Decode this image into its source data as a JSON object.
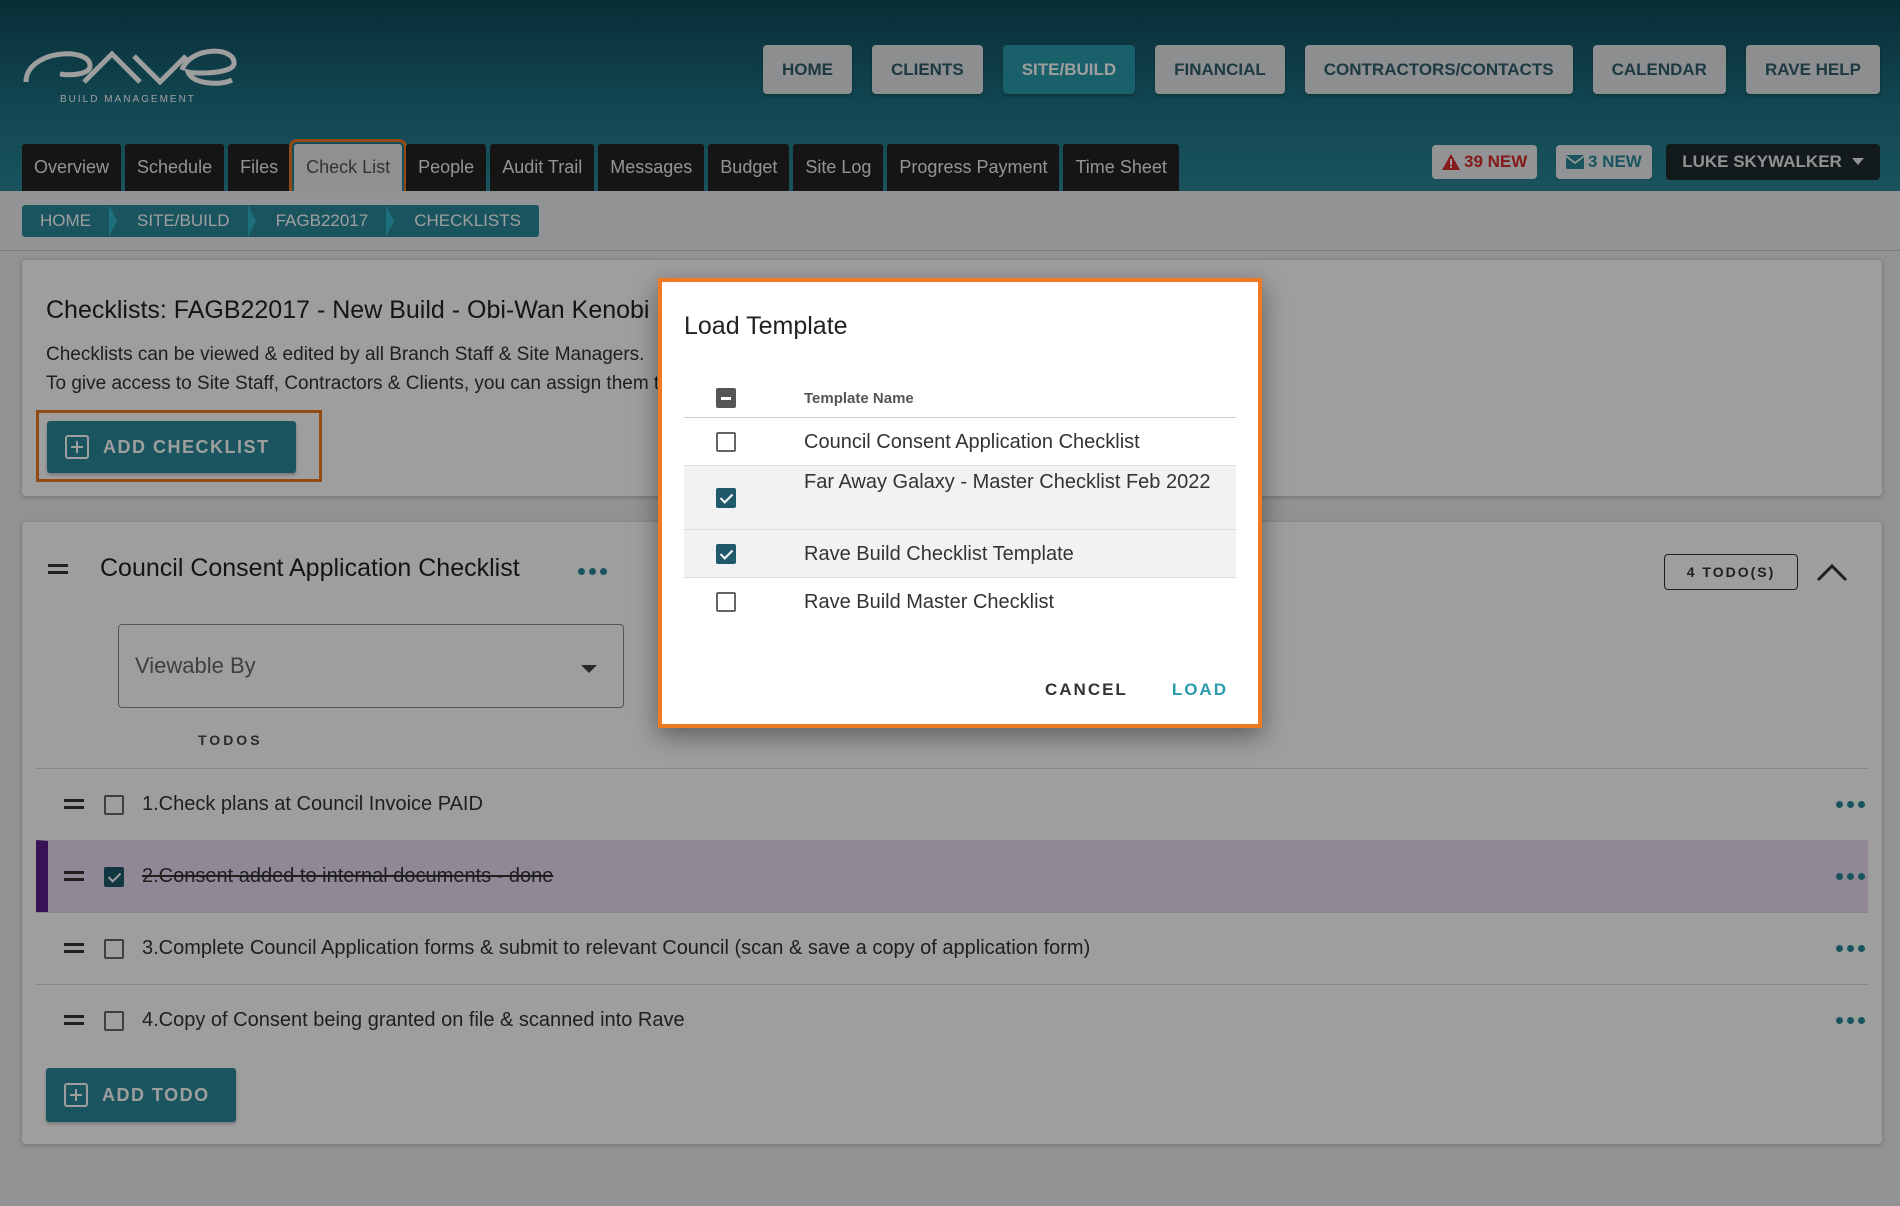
{
  "header": {
    "logo_subtitle": "BUILD MANAGEMENT",
    "nav": [
      {
        "label": "HOME",
        "active": false
      },
      {
        "label": "CLIENTS",
        "active": false
      },
      {
        "label": "SITE/BUILD",
        "active": true
      },
      {
        "label": "FINANCIAL",
        "active": false
      },
      {
        "label": "CONTRACTORS/CONTACTS",
        "active": false
      },
      {
        "label": "CALENDAR",
        "active": false
      },
      {
        "label": "RAVE HELP",
        "active": false
      }
    ],
    "tabs": [
      {
        "label": "Overview",
        "active": false
      },
      {
        "label": "Schedule",
        "active": false
      },
      {
        "label": "Files",
        "active": false
      },
      {
        "label": "Check List",
        "active": true
      },
      {
        "label": "People",
        "active": false
      },
      {
        "label": "Audit Trail",
        "active": false
      },
      {
        "label": "Messages",
        "active": false
      },
      {
        "label": "Budget",
        "active": false
      },
      {
        "label": "Site Log",
        "active": false
      },
      {
        "label": "Progress Payment",
        "active": false
      },
      {
        "label": "Time Sheet",
        "active": false
      }
    ],
    "alerts_label": "39 NEW",
    "messages_label": "3 NEW",
    "user_name": "LUKE SKYWALKER"
  },
  "breadcrumb": [
    "HOME",
    "SITE/BUILD",
    "FAGB22017",
    "CHECKLISTS"
  ],
  "checklists_card": {
    "title": "Checklists: FAGB22017 - New Build - Obi-Wan Kenobi",
    "desc_line1": "Checklists can be viewed & edited by all Branch Staff & Site Managers.",
    "desc_line2": "To give access to Site Staff, Contractors & Clients, you can assign them to each checklist.",
    "add_checklist_label": "ADD CHECKLIST"
  },
  "checklist": {
    "title": "Council Consent Application Checklist",
    "todo_count": "4 TODO(S)",
    "viewable_placeholder": "Viewable By",
    "todos_label": "TODOS",
    "todos": [
      {
        "text": "1.Check plans at Council Invoice PAID",
        "done": false
      },
      {
        "text": "2.Consent added to internal documents - done",
        "done": true
      },
      {
        "text": "3.Complete Council Application forms & submit to relevant Council (scan & save a copy of application form)",
        "done": false
      },
      {
        "text": "4.Copy of Consent being granted on file & scanned into Rave",
        "done": false
      }
    ],
    "add_todo_label": "ADD TODO"
  },
  "modal": {
    "title": "Load Template",
    "column_header": "Template Name",
    "templates": [
      {
        "name": "Council Consent Application Checklist",
        "checked": false
      },
      {
        "name": "Far Away Galaxy - Master Checklist Feb 2022",
        "checked": true
      },
      {
        "name": "Rave Build Checklist Template",
        "checked": true
      },
      {
        "name": "Rave Build Master Checklist",
        "checked": false
      }
    ],
    "cancel_label": "CANCEL",
    "load_label": "LOAD"
  },
  "colors": {
    "accent": "#2a8a9a",
    "highlight": "#ee7a22",
    "done_bar": "#5a1e8a",
    "alert": "#d62a2a"
  }
}
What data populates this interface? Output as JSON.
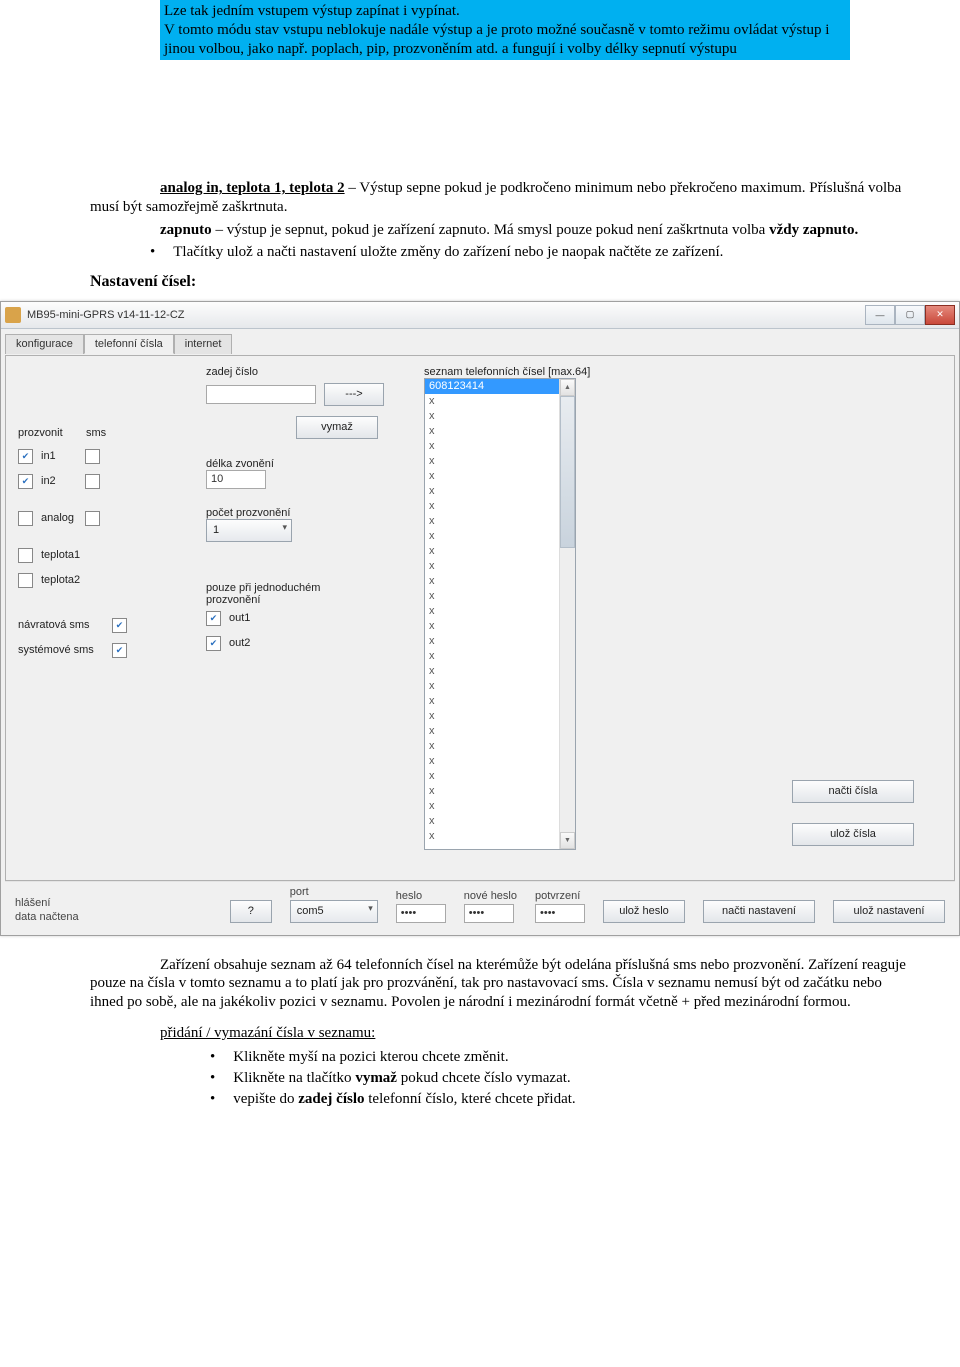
{
  "highlight": {
    "l1": "Lze tak jedním vstupem výstup zapínat i vypínat.",
    "l2": "V tomto módu stav vstupu neblokuje nadále výstup a je proto možné současně v tomto režimu ovládat výstup i jinou volbou, jako např. poplach, pip, prozvoněním atd. a fungují i volby délky sepnutí výstupu"
  },
  "body": {
    "analog_pre": "analog in, teplota 1, teplota 2",
    "analog_rest": " – Výstup sepne pokud je podkročeno minimum nebo překročeno maximum. Příslušná volba musí být samozřejmě zaškrtnuta.",
    "zap_pre": "zapnuto",
    "zap_rest": " – výstup je sepnut, pokud je zařízení zapnuto. Má smysl pouze pokud není zaškrtnuta volba ",
    "zap_bold2": "vždy zapnuto.",
    "bullet1": "Tlačítky ulož a načti nastavení uložte změny do zařízení nebo je naopak načtěte ze zařízení.",
    "section_heading": "Nastavení čísel:",
    "zarizeni": "Zařízení obsahuje seznam až 64 telefonních čísel na kterémůže být odelána příslušná sms nebo prozvonění. Zařízení reaguje pouze na čísla v tomto seznamu a to platí jak pro prozvánění, tak pro nastavovací sms. Čísla v seznamu nemusí být od začátku nebo ihned po sobě, ale na jakékoliv pozici v seznamu. Povolen je národní i mezinárodní formát včetně + před mezinárodní formou.",
    "pridani_hd": "přidání / vymazání čísla v seznamu:",
    "b2a_pre": "Klikněte myší na pozici kterou chcete změnit.",
    "b2b_pre": "Klikněte na tlačítko ",
    "b2b_bold": "vymaž",
    "b2b_post": " pokud chcete číslo vymazat.",
    "b2c_pre": "vepište do ",
    "b2c_bold": "zadej číslo",
    "b2c_post": "  telefonní číslo, které chcete přidat."
  },
  "win": {
    "title": "MB95-mini-GPRS v14-11-12-CZ",
    "tabs": {
      "konfigurace": "konfigurace",
      "telefon": "telefonní čísla",
      "internet": "internet"
    },
    "col1": {
      "prozvonit": "prozvonit",
      "sms": "sms",
      "in1": "in1",
      "in2": "in2",
      "analog": "analog",
      "teplota1": "teplota1",
      "teplota2": "teplota2",
      "navratova": "návratová sms",
      "systemova": "systémové sms"
    },
    "col2": {
      "zadej": "zadej číslo",
      "arrow": "--->",
      "vymaz": "vymaž",
      "delka": "délka zvonění",
      "delka_val": "10",
      "pocet": "počet prozvonění",
      "pocet_val": "1",
      "pouze": "pouze při jednoduchém prozvonění",
      "out1": "out1",
      "out2": "out2"
    },
    "col3": {
      "seznam": "seznam telefonních čísel [max.64]",
      "first": "608123414",
      "x": "x"
    },
    "col4": {
      "nacti": "načti čísla",
      "uloz": "ulož čísla"
    },
    "footer": {
      "hlaseni": "hlášení",
      "data_nactena": "data načtena",
      "q": "?",
      "port": "port",
      "port_val": "com5",
      "heslo": "heslo",
      "nove": "nové heslo",
      "potvr": "potvrzení",
      "pwd": "••••",
      "uloz_heslo": "ulož heslo",
      "nacti_nast": "načti nastavení",
      "uloz_nast": "ulož nastavení"
    }
  }
}
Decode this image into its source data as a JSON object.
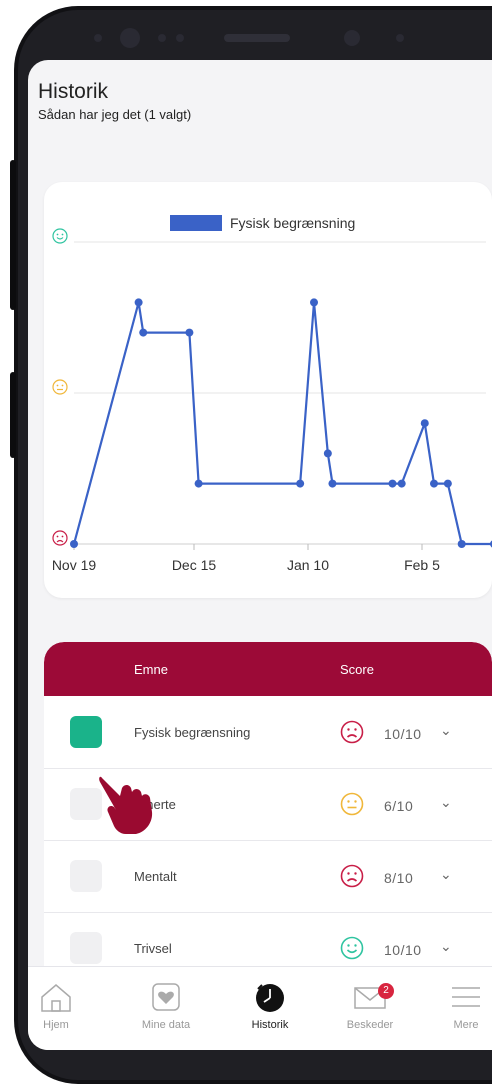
{
  "header": {
    "title": "Historik",
    "subtitle": "Sådan har jeg det (1 valgt)"
  },
  "chart_data": {
    "type": "line",
    "legend": "Fysisk begrænsning",
    "x_ticks": [
      "Nov 19",
      "Dec 15",
      "Jan 10",
      "Feb 5"
    ],
    "y_axis": [
      "sad-face",
      "neutral-face",
      "happy-face"
    ],
    "ylim": [
      0,
      10
    ],
    "series": [
      {
        "name": "Fysisk begrænsning",
        "color": "#3a62c7",
        "x": [
          "Nov 19",
          "Dec 3",
          "Dec 4",
          "Dec 14",
          "Dec 16",
          "Jan 7",
          "Jan 10",
          "Jan 13",
          "Jan 14",
          "Jan 27",
          "Jan 29",
          "Feb 3",
          "Feb 5",
          "Feb 8",
          "Feb 11",
          "Feb 18"
        ],
        "values": [
          0,
          8,
          7,
          7,
          2,
          2,
          8,
          3,
          2,
          2,
          2,
          4,
          2,
          2,
          0,
          0
        ]
      }
    ]
  },
  "table": {
    "header_topic": "Emne",
    "header_score": "Score",
    "rows": [
      {
        "topic": "Fysisk begrænsning",
        "score": "10/10",
        "face": "sad-face",
        "checked": true
      },
      {
        "topic": "Smerte",
        "score": "6/10",
        "face": "neutral-face",
        "checked": false
      },
      {
        "topic": "Mentalt",
        "score": "8/10",
        "face": "sad-face",
        "checked": false
      },
      {
        "topic": "Trivsel",
        "score": "10/10",
        "face": "happy-face",
        "checked": false
      }
    ]
  },
  "tabbar": {
    "items": [
      {
        "label": "Hjem",
        "icon": "home-icon"
      },
      {
        "label": "Mine data",
        "icon": "heart-icon"
      },
      {
        "label": "Historik",
        "icon": "clock-icon",
        "active": true
      },
      {
        "label": "Beskeder",
        "icon": "mail-icon",
        "badge": "2"
      },
      {
        "label": "Mere",
        "icon": "menu-icon"
      }
    ]
  },
  "colors": {
    "brand": "#9c0a37",
    "series": "#3a62c7",
    "checked": "#1ab38a",
    "happy": "#2fc4a0",
    "neutral": "#f0b73a",
    "sad": "#c81e47"
  }
}
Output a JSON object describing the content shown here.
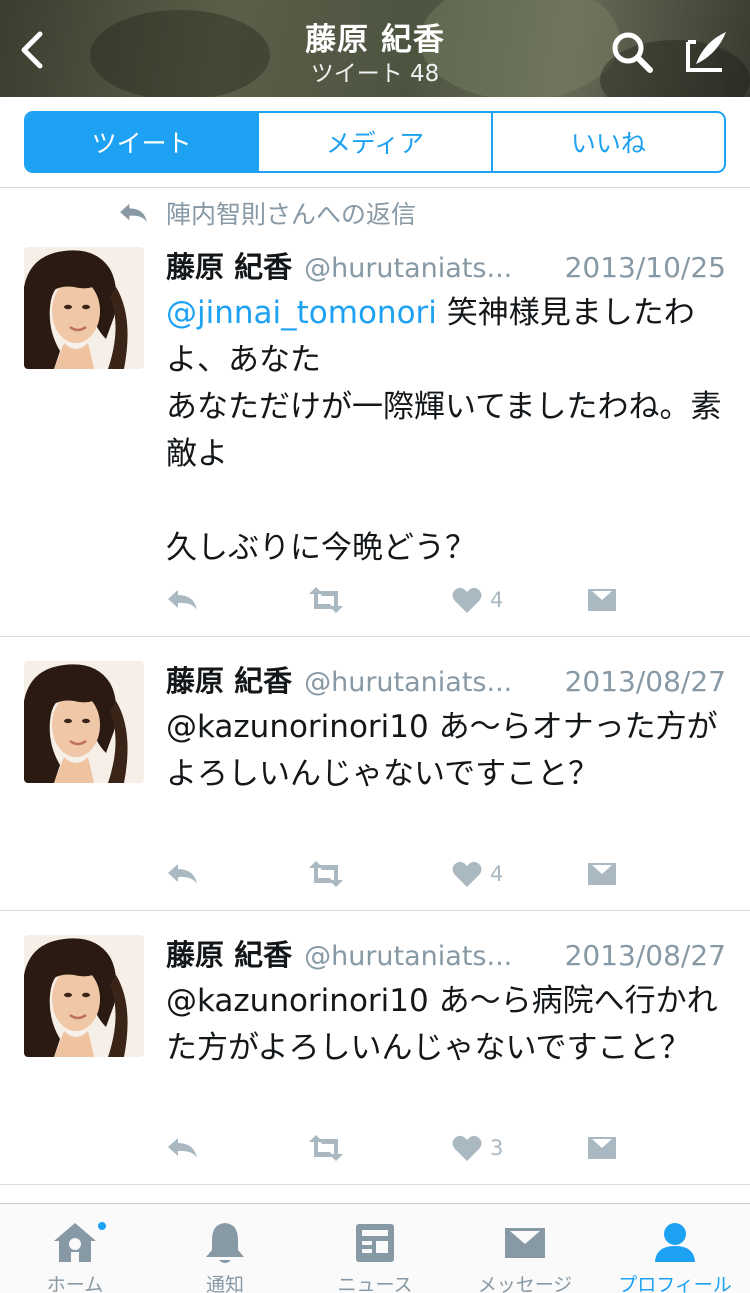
{
  "header": {
    "title": "藤原 紀香",
    "subtitle": "ツイート 48"
  },
  "segments": [
    {
      "label": "ツイート",
      "active": true
    },
    {
      "label": "メディア",
      "active": false
    },
    {
      "label": "いいね",
      "active": false
    }
  ],
  "reply_context": "陣内智則さんへの返信",
  "tweets": [
    {
      "name": "藤原 紀香",
      "handle": "@hurutaniats...",
      "date": "2013/10/25",
      "mention": "@jinnai_tomonori",
      "text": " 笑神様見ましたわよ、あなた\nあなただけが一際輝いてましたわね。素敵よ\n\n久しぶりに今晩どう？",
      "likes": "4"
    },
    {
      "name": "藤原 紀香",
      "handle": "@hurutaniats...",
      "date": "2013/08/27",
      "text": "@kazunorinori10 あ〜らオナった方がよろしいんじゃないですこと？",
      "likes": "4"
    },
    {
      "name": "藤原 紀香",
      "handle": "@hurutaniats...",
      "date": "2013/08/27",
      "text": "@kazunorinori10 あ〜ら病院へ行かれた方がよろしいんじゃないですこと？",
      "likes": "3"
    }
  ],
  "tabbar": [
    {
      "label": "ホーム",
      "icon": "home-icon",
      "active": false,
      "badge": true
    },
    {
      "label": "通知",
      "icon": "bell-icon",
      "active": false
    },
    {
      "label": "ニュース",
      "icon": "news-icon",
      "active": false
    },
    {
      "label": "メッセージ",
      "icon": "envelope-icon",
      "active": false
    },
    {
      "label": "プロフィール",
      "icon": "person-icon",
      "active": true
    }
  ],
  "colors": {
    "accent": "#1da1f2",
    "muted": "#8899a6",
    "action_gray": "#aab8c2"
  }
}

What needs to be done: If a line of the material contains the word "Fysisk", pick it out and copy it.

Output below:
    "legend": "Fysisk begrænsning",
        "name": "Fysisk begrænsning",
        "topic": "Fysisk begrænsning",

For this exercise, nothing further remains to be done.